illustrates a Faster Region-based Convolutional Network 400.
Figure 4 illustrates an example of a Faster Region-based Convolutional Network 400 (Faster R-CNN).
Region proposals detected with the selective search method were still necessary in the previous model, which is computationally expensive. Region Proposal Network (RPN) was introduced to directly generate region proposals, predict bounding boxes and detect objects. The Faster R-CNN is a combination between the RPN and the Fast R-CNN model.
A CNN model takes as input the entire image and produces feature map 410. A window of size 3×3 (sliding window 402) slides all the feature maps and outputs a features vector (intermediate layer 404) linked to two fully-connected layers, one for box-regression and one for box-classification.

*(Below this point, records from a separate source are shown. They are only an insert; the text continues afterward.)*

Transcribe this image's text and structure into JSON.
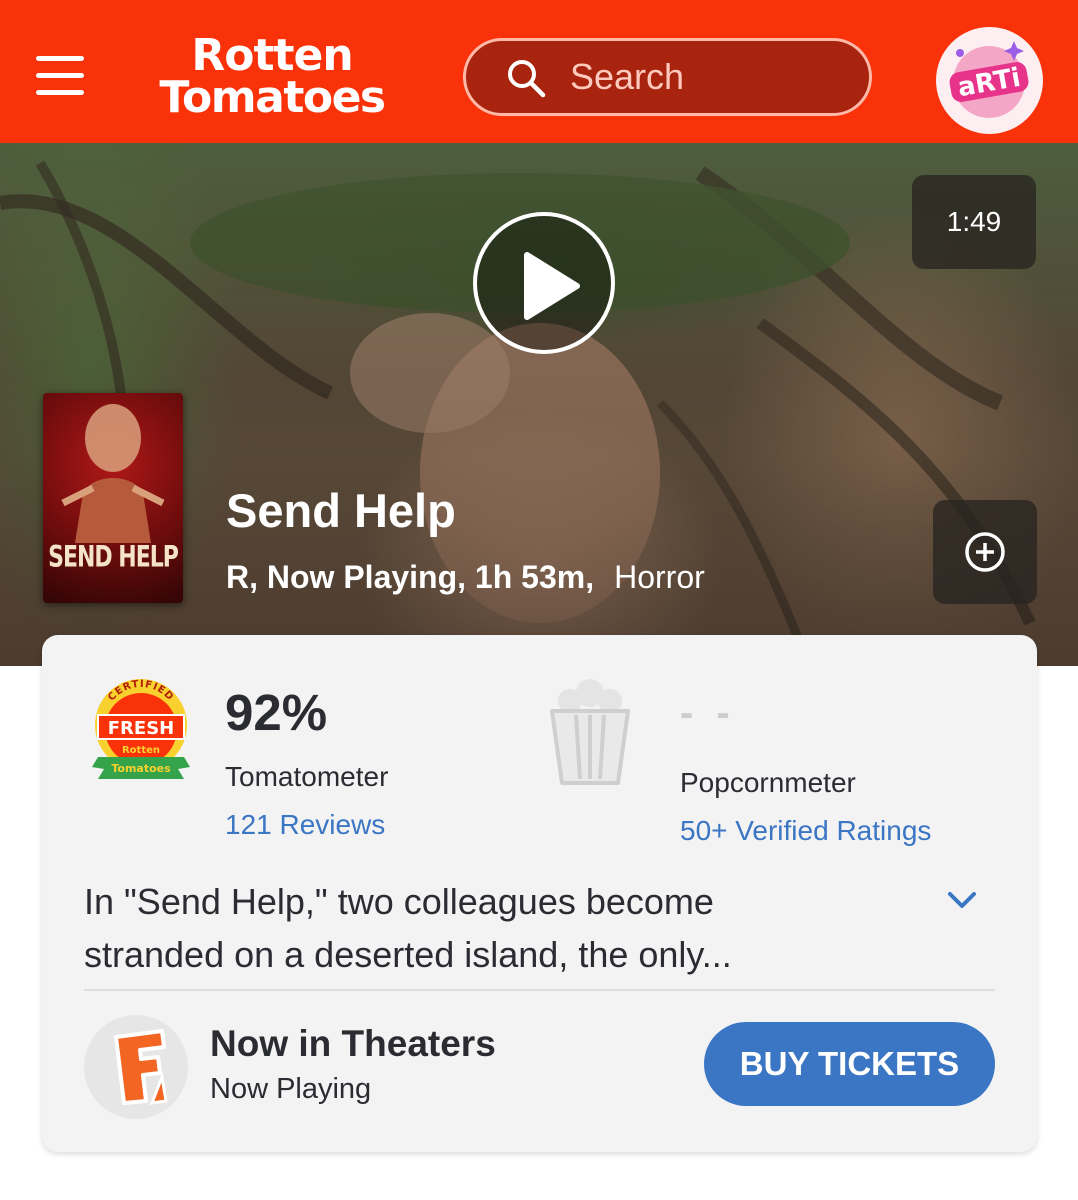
{
  "header": {
    "logo_line1": "Rotten",
    "logo_line2": "Tomatoes",
    "search_placeholder": "Search",
    "avatar_text": "aRTi",
    "brand_color": "#fa320a"
  },
  "hero": {
    "video_duration": "1:49",
    "poster_title": "SEND HELP",
    "movie_title": "Send Help",
    "meta_primary": "R, Now Playing, 1h 53m,",
    "genre": "Horror"
  },
  "scores": {
    "badge_top": "CERTIFIED",
    "badge_main": "FRESH",
    "badge_line1": "Rotten",
    "badge_line2": "Tomatoes",
    "tomatometer_value": "92%",
    "tomatometer_label": "Tomatometer",
    "reviews_link": "121 Reviews",
    "popcornmeter_value": "- -",
    "popcornmeter_label": "Popcornmeter",
    "ratings_link": "50+ Verified Ratings"
  },
  "synopsis": {
    "text": "In \"Send Help,\" two colleagues become stranded on a deserted island, the only..."
  },
  "theaters": {
    "title": "Now in Theaters",
    "subtitle": "Now Playing",
    "button_label": "BUY TICKETS",
    "accent_color": "#3a76c4"
  }
}
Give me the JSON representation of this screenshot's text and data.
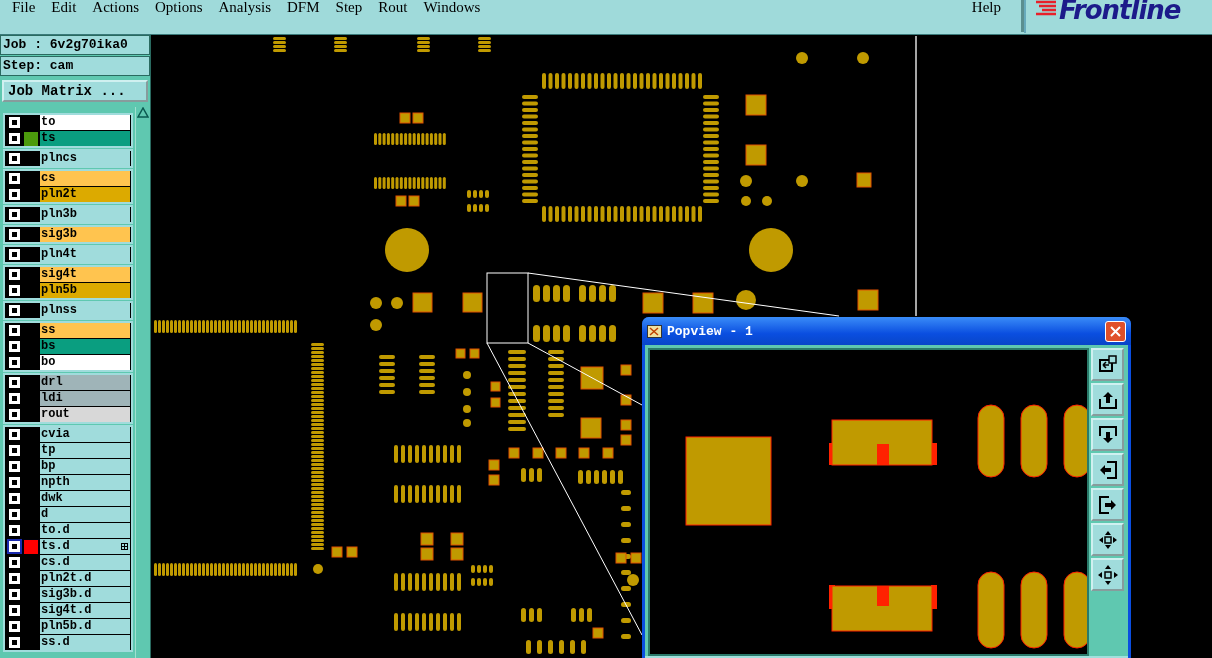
{
  "menu": [
    "File",
    "Edit",
    "Actions",
    "Options",
    "Analysis",
    "DFM",
    "Step",
    "Rout",
    "Windows"
  ],
  "help": "Help",
  "logo": "Frontline",
  "job": "Job : 6v2g70ika0",
  "step": "Step: cam",
  "job_matrix_button": "Job Matrix ...",
  "layer_groups": [
    [
      {
        "name": "to",
        "color": "#ffffff",
        "selected": false
      },
      {
        "name": "ts",
        "color": "#0a9e80",
        "swatch": {
          "color": "#4c9a0c"
        },
        "selected": false
      }
    ],
    [
      {
        "name": "plncs",
        "color": "#a0dcdc",
        "selected": false
      }
    ],
    [
      {
        "name": "cs",
        "color": "#ffc44f",
        "selected": false
      },
      {
        "name": "pln2t",
        "color": "#dcaa00",
        "selected": false
      }
    ],
    [
      {
        "name": "pln3b",
        "color": "#a0dcdc",
        "selected": false
      }
    ],
    [
      {
        "name": "sig3b",
        "color": "#ffc44f",
        "selected": false
      }
    ],
    [
      {
        "name": "pln4t",
        "color": "#a0dcdc",
        "selected": false
      }
    ],
    [
      {
        "name": "sig4t",
        "color": "#ffc44f",
        "selected": false
      },
      {
        "name": "pln5b",
        "color": "#dcaa00",
        "selected": false
      }
    ],
    [
      {
        "name": "plnss",
        "color": "#a0dcdc",
        "selected": false
      }
    ],
    [
      {
        "name": "ss",
        "color": "#ffc44f",
        "selected": false
      },
      {
        "name": "bs",
        "color": "#0a9e80",
        "selected": false
      },
      {
        "name": "bo",
        "color": "#ffffff",
        "selected": false
      }
    ],
    [
      {
        "name": "drl",
        "color": "#9fb4b8",
        "selected": false
      },
      {
        "name": "ldi",
        "color": "#9fb4b8",
        "selected": false
      },
      {
        "name": "rout",
        "color": "#d8d8d8",
        "selected": false
      }
    ],
    [
      {
        "name": "cvia",
        "color": "#a0dcdc",
        "selected": false
      },
      {
        "name": "tp",
        "color": "#a0dcdc",
        "selected": false
      },
      {
        "name": "bp",
        "color": "#a0dcdc",
        "selected": false
      },
      {
        "name": "npth",
        "color": "#a0dcdc",
        "selected": false
      },
      {
        "name": "dwk",
        "color": "#a0dcdc",
        "selected": false
      },
      {
        "name": "d",
        "color": "#a0dcdc",
        "selected": false
      },
      {
        "name": "to.d",
        "color": "#a0dcdc",
        "selected": false
      },
      {
        "name": "ts.d",
        "color": "#a0dcdc",
        "swatch": {
          "color": "#ff0000"
        },
        "selected": true
      },
      {
        "name": "cs.d",
        "color": "#a0dcdc",
        "selected": false
      },
      {
        "name": "pln2t.d",
        "color": "#a0dcdc",
        "selected": false
      },
      {
        "name": "sig3b.d",
        "color": "#a0dcdc",
        "selected": false
      },
      {
        "name": "sig4t.d",
        "color": "#a0dcdc",
        "selected": false
      },
      {
        "name": "pln5b.d",
        "color": "#a0dcdc",
        "selected": false
      },
      {
        "name": "ss.d",
        "color": "#a0dcdc",
        "selected": false
      }
    ]
  ],
  "popview": {
    "title": "Popview - 1"
  }
}
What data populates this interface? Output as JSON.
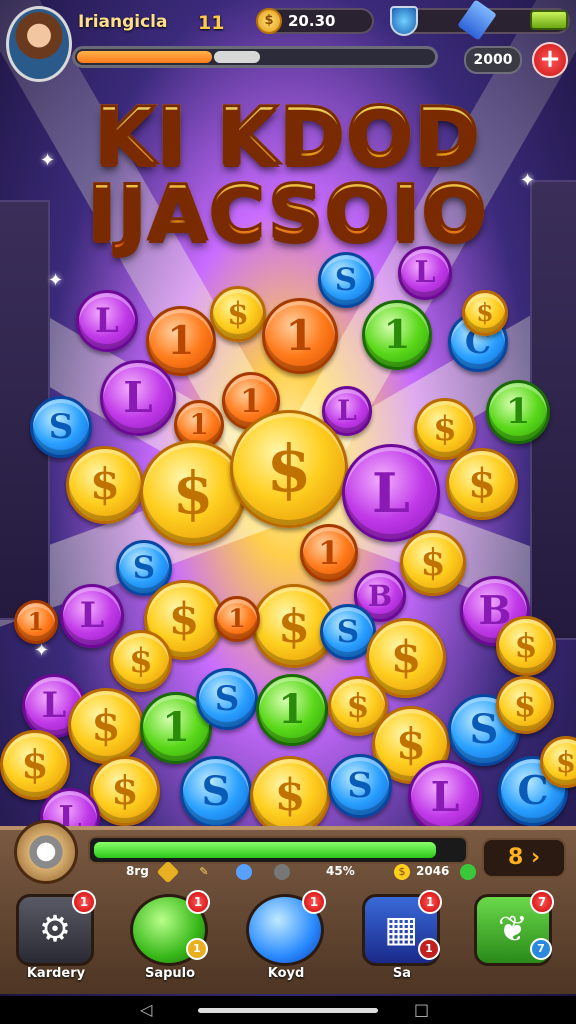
{
  "player": {
    "name": "Iriangicla",
    "level": "11"
  },
  "resources": {
    "coins": "20.30",
    "gems": "2000"
  },
  "xp": {
    "progress": 0.54
  },
  "title": {
    "line1": "KI KDOD",
    "line2": "IJACSOIO"
  },
  "coins_pile": [
    {
      "label": "$",
      "color": "gold"
    },
    {
      "label": "1",
      "color": "orange"
    },
    {
      "label": "L",
      "color": "purple"
    },
    {
      "label": "S",
      "color": "blue"
    },
    {
      "label": "1",
      "color": "green"
    },
    {
      "label": "B",
      "color": "purple"
    },
    {
      "label": "C",
      "color": "blue"
    }
  ],
  "bottom": {
    "progress": 0.93,
    "multiplier": "8",
    "stats": {
      "left": "8rg",
      "mid": "45%",
      "right": "2046"
    },
    "buttons": [
      {
        "label": "Kardery",
        "badge": "1",
        "icon": "wrench-icon"
      },
      {
        "label": "Sapulo",
        "badge": "1",
        "icon": "green-orb-icon",
        "sub": "1"
      },
      {
        "label": "Koyd",
        "badge": "1",
        "icon": "blue-orb-icon"
      },
      {
        "label": "Sa",
        "badge": "1",
        "icon": "treasure-sign-icon",
        "sub": "1"
      },
      {
        "label": "",
        "badge": "7",
        "icon": "leaf-icon",
        "sub": "7"
      }
    ]
  },
  "colors": {
    "accent": "#ffcf20",
    "danger": "#d01010",
    "progress": "#2ac81a"
  }
}
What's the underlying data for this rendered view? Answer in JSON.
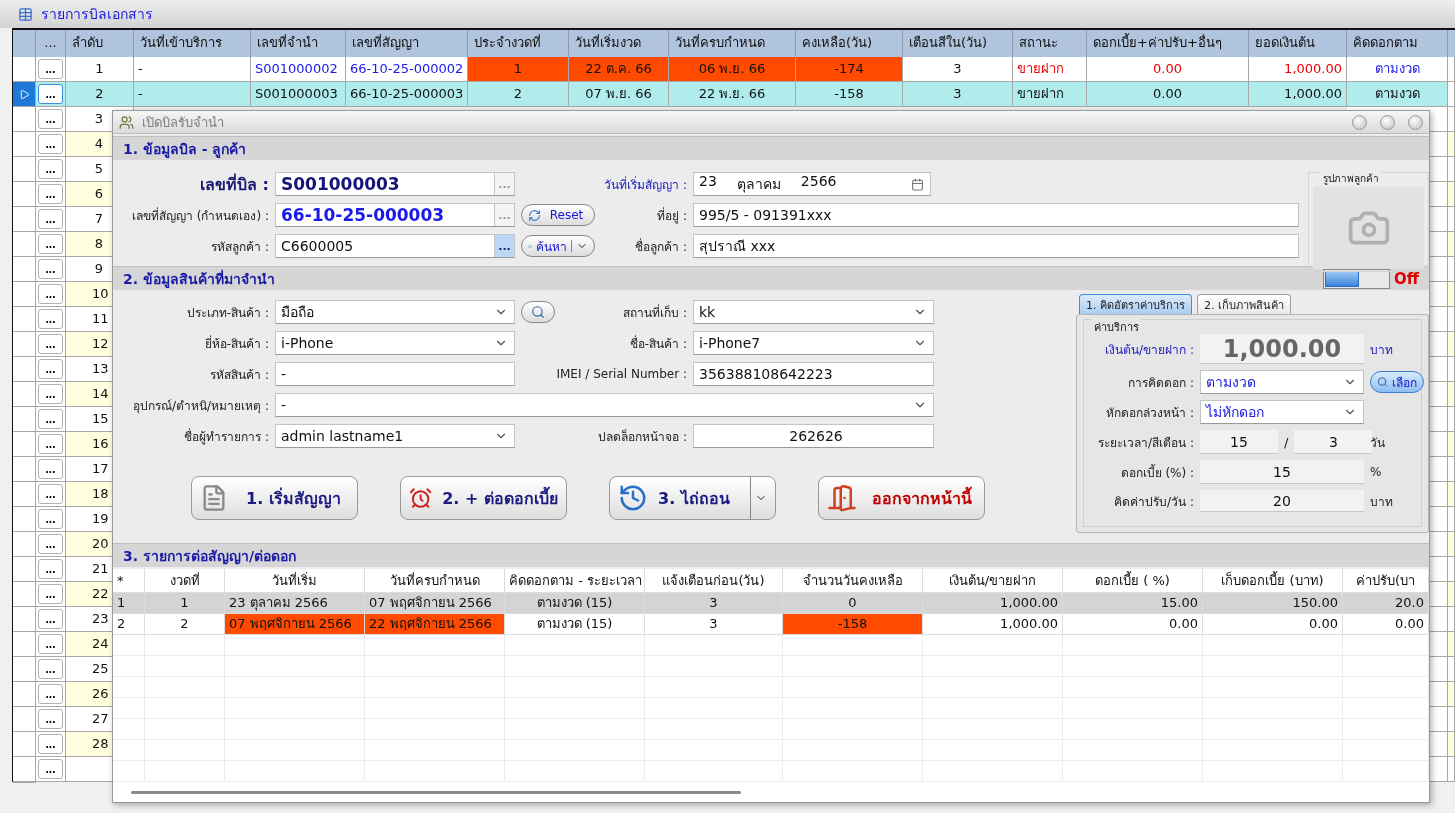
{
  "window": {
    "title": "รายการบิลเอกสาร"
  },
  "grid": {
    "button_header": "...",
    "columns": [
      "ลำดับ",
      "วันที่เข้าบริการ",
      "เลขที่จำนำ",
      "เลขที่สัญญา",
      "ประจำงวดที่",
      "วันที่เริ่มงวด",
      "วันที่ครบกำหนด",
      "คงเหลือ(วัน)",
      "เตือนสีใน(วัน)",
      "สถานะ",
      "ดอกเบี้ย+ค่าปรับ+อื่นๆ",
      "ยอดเงินต้น",
      "คิดดอกตาม"
    ],
    "rows": [
      {
        "button": "...",
        "selected": false,
        "cells": [
          {
            "text": "1",
            "highlight": false
          },
          {
            "text": "-",
            "highlight": false
          },
          {
            "text": "S001000002",
            "highlight": false
          },
          {
            "text": "66-10-25-000002",
            "highlight": false
          },
          {
            "text": "1",
            "highlight": true
          },
          {
            "text": "22 ต.ค. 66",
            "highlight": true
          },
          {
            "text": "06 พ.ย. 66",
            "highlight": true
          },
          {
            "text": "-174",
            "highlight": true
          },
          {
            "text": "3",
            "highlight": false
          },
          {
            "text": "ขายฝาก",
            "highlight": false
          },
          {
            "text": "0.00",
            "highlight": false
          },
          {
            "text": "1,000.00",
            "highlight": false
          },
          {
            "text": "ตามงวด",
            "highlight": false
          }
        ]
      },
      {
        "button": "...",
        "selected": true,
        "cells": [
          {
            "text": "2",
            "highlight": false
          },
          {
            "text": "-",
            "highlight": false
          },
          {
            "text": "S001000003",
            "highlight": false
          },
          {
            "text": "66-10-25-000003",
            "highlight": false
          },
          {
            "text": "2",
            "highlight": false
          },
          {
            "text": "07 พ.ย. 66",
            "highlight": false
          },
          {
            "text": "22 พ.ย. 66",
            "highlight": false
          },
          {
            "text": "-158",
            "highlight": false
          },
          {
            "text": "3",
            "highlight": false
          },
          {
            "text": "ขายฝาก",
            "highlight": false
          },
          {
            "text": "0.00",
            "highlight": false
          },
          {
            "text": "1,000.00",
            "highlight": false
          },
          {
            "text": "ตามงวด",
            "highlight": false
          }
        ]
      }
    ],
    "covered_rows": [
      {
        "button": "...",
        "number": "3"
      },
      {
        "button": "...",
        "number": "4"
      },
      {
        "button": "...",
        "number": "5"
      },
      {
        "button": "...",
        "number": "6"
      },
      {
        "button": "...",
        "number": "7"
      },
      {
        "button": "...",
        "number": "8"
      },
      {
        "button": "...",
        "number": "9"
      },
      {
        "button": "...",
        "number": "10"
      },
      {
        "button": "...",
        "number": "11"
      },
      {
        "button": "...",
        "number": "12"
      },
      {
        "button": "...",
        "number": "13"
      },
      {
        "button": "...",
        "number": "14"
      },
      {
        "button": "...",
        "number": "15"
      },
      {
        "button": "...",
        "number": "16"
      },
      {
        "button": "...",
        "number": "17"
      },
      {
        "button": "...",
        "number": "18"
      },
      {
        "button": "...",
        "number": "19"
      },
      {
        "button": "...",
        "number": "20"
      },
      {
        "button": "...",
        "number": "21"
      },
      {
        "button": "...",
        "number": "22"
      },
      {
        "button": "...",
        "number": "23"
      },
      {
        "button": "...",
        "number": "24"
      },
      {
        "button": "...",
        "number": "25"
      },
      {
        "button": "...",
        "number": "26"
      },
      {
        "button": "...",
        "number": "27"
      },
      {
        "button": "...",
        "number": "28"
      },
      {
        "button": "..."
      }
    ]
  },
  "dialog": {
    "title": "เปิดบิลรับจำนำ",
    "section1": {
      "title": "1. ข้อมูลบิล - ลูกค้า",
      "bill_no": {
        "label": "เลขที่บิล :",
        "value": "S001000003",
        "button": "..."
      },
      "contract_no": {
        "label": "เลขที่สัญญา (กำหนดเอง) :",
        "value": "66-10-25-000003",
        "button": "..."
      },
      "customer_code": {
        "label": "รหัสลูกค้า :",
        "value": "C6600005",
        "button": "..."
      },
      "reset_button": "Reset",
      "search_button": "ค้นหา",
      "start_date": {
        "label": "วันที่เริ่มสัญญา :",
        "day": "23",
        "month": "ตุลาคม",
        "year": "2566"
      },
      "address": {
        "label": "ที่อยู่ :",
        "value": "995/5 - 091391xxx"
      },
      "customer_name": {
        "label": "ชื่อลูกค้า :",
        "value": "สุปราณี xxx"
      },
      "photo": {
        "title": "รูปภาพลูกค้า"
      }
    },
    "section2": {
      "title": "2. ข้อมูลสินค้าที่มาจำนำ",
      "toggle": {
        "on": false,
        "label": "Off"
      },
      "rows": [
        {
          "left": {
            "kind": "select-search",
            "label": "ประเภท-สินค้า :",
            "value": "มือถือ"
          },
          "right": {
            "kind": "select",
            "label": "สถานที่เก็บ   :",
            "value": "kk"
          }
        },
        {
          "left": {
            "kind": "select",
            "label": "ยี่ห้อ-สินค้า :",
            "value": "i-Phone"
          },
          "right": {
            "kind": "select",
            "label": "ชื่อ-สินค้า :",
            "value": "i-Phone7"
          }
        },
        {
          "left": {
            "kind": "text",
            "label": "รหัสสินค้า :",
            "value": "-"
          },
          "right": {
            "kind": "text",
            "label": "IMEI / Serial Number :",
            "value": "356388108642223"
          }
        },
        {
          "left": {
            "kind": "select",
            "label": "อุปกรณ์/ตำหนิ/หมายเหตุ :",
            "value": "-"
          }
        },
        {
          "left": {
            "kind": "select",
            "label": "ชื่อผู้ทำรายการ  :",
            "value": "admin lastname1"
          },
          "right": {
            "kind": "text-center",
            "label": "ปลดล็อกหน้าจอ :",
            "value": "262626"
          }
        }
      ],
      "actions": [
        {
          "kind": "start",
          "label": "1. เริ่มสัญญา"
        },
        {
          "kind": "renew",
          "label": "2. + ต่อดอกเบี้ย"
        },
        {
          "kind": "redeem",
          "label": "3. ไถ่ถอน"
        },
        {
          "kind": "exit",
          "label": "ออกจากหน้านี้"
        }
      ],
      "tabs": [
        {
          "label": "1. คิดอัตราค่าบริการ",
          "selected": true
        },
        {
          "label": "2. เก็บภาพสินค้า",
          "selected": false
        }
      ],
      "service": {
        "title": "ค่าบริการ",
        "principal": {
          "label": "เงินต้น/ขายฝาก :",
          "value": "1,000.00",
          "unit": "บาท"
        },
        "interest_method": {
          "label": "การคิดดอก :",
          "value": "ตามงวด",
          "button": "เลือก"
        },
        "deduct": {
          "label": "หักดอกล่วงหน้า :",
          "value": "ไม่หักดอก"
        },
        "period": {
          "label": "ระยะเวลา/สีเตือน :",
          "value": "15",
          "separator": "/",
          "value2": "3",
          "unit": "วัน"
        },
        "rate": {
          "label": "ดอกเบี้ย (%) :",
          "value": "15",
          "unit": "%"
        },
        "fine": {
          "label": "คิดค่าปรับ/วัน :",
          "value": "20",
          "unit": "บาท"
        }
      }
    },
    "section3": {
      "title": "3. รายการต่อสัญญา/ต่อดอก",
      "columns": [
        "*",
        "งวดที่",
        "วันที่เริ่ม",
        "วันที่ครบกำหนด",
        "คิดดอกตาม - ระยะเวลา",
        "แจ้งเตือนก่อน(วัน)",
        "จำนวนวันคงเหลือ",
        "เงินต้น/ขายฝาก",
        "ดอกเบี้ย ( %)",
        "เก็บดอกเบี้ย (บาท)",
        "ค่าปรับ(บา"
      ],
      "rows": [
        {
          "selected": true,
          "cells": [
            {
              "text": "1",
              "highlight": false
            },
            {
              "text": "1",
              "highlight": false
            },
            {
              "text": "23 ตุลาคม 2566",
              "highlight": false
            },
            {
              "text": "07 พฤศจิกายน 2566",
              "highlight": false
            },
            {
              "text": "ตามงวด  (15)",
              "highlight": false
            },
            {
              "text": "3",
              "highlight": false
            },
            {
              "text": "0",
              "highlight": false
            },
            {
              "text": "1,000.00",
              "highlight": false
            },
            {
              "text": "15.00",
              "highlight": false
            },
            {
              "text": "150.00",
              "highlight": false
            },
            {
              "text": "20.0",
              "highlight": false
            }
          ]
        },
        {
          "selected": false,
          "cells": [
            {
              "text": "2",
              "highlight": false
            },
            {
              "text": "2",
              "highlight": false
            },
            {
              "text": "07 พฤศจิกายน 2566",
              "highlight": true
            },
            {
              "text": "22 พฤศจิกายน 2566",
              "highlight": true
            },
            {
              "text": "ตามงวด  (15)",
              "highlight": false
            },
            {
              "text": "3",
              "highlight": false
            },
            {
              "text": "-158",
              "highlight": true
            },
            {
              "text": "1,000.00",
              "highlight": false
            },
            {
              "text": "0.00",
              "highlight": false
            },
            {
              "text": "0.00",
              "highlight": false
            },
            {
              "text": "0.00",
              "highlight": false
            }
          ]
        }
      ]
    }
  }
}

Multiple region proposals are predicted by the fully-connected layers. A maximum of k regions is fixed thus the output of the box regression layer 408has a size of 4k (coordinates of the boxes, their height and width) and the output of the box classification layer 406 a size of 2k (“objectness” scores to detect an object or not in the box). The k region proposals detected by the sliding window are called anchors.
When the anchor boxes 412 are detected, they are selected by applying a threshold over the “objectness” score to keep only the relevant boxes. These anchor boxes and the feature maps computed by the initial CNN model feeds a Fast R-CNN model.
The entire image feeds a CNN model to produce anchor boxes as region proposals with a confidence to contain an object. A Fast R-CNN is used taking as inputs the feature maps and the region proposals. For each box, it produces probabilities to detect each object and correction over the location of the box.
Faster R-CNN uses RPN to avoid the selective search method, it accelerates the training and testing processes, and improve the performances. The RPN uses a pre-trained model over the ImageNet dataset for classification and it is fine-tuned on the PASCAL VOC dataset. Then the generated region proposals with anchor boxes are used to train the Fast R-CNN. This process is iterative.
classification and localization model
object detection model
instance segmentation model
Region-based Convolution Network
warped image region
convolutional neural network
bounding box linear regressors
support vector machines
Fast Region-based Convolutional Network
convolutional neural network
ROI pooling layer
fully connected layers
bounding box linear regressors
Faster Region-based Convolutional Network
box classification layer
box regression layer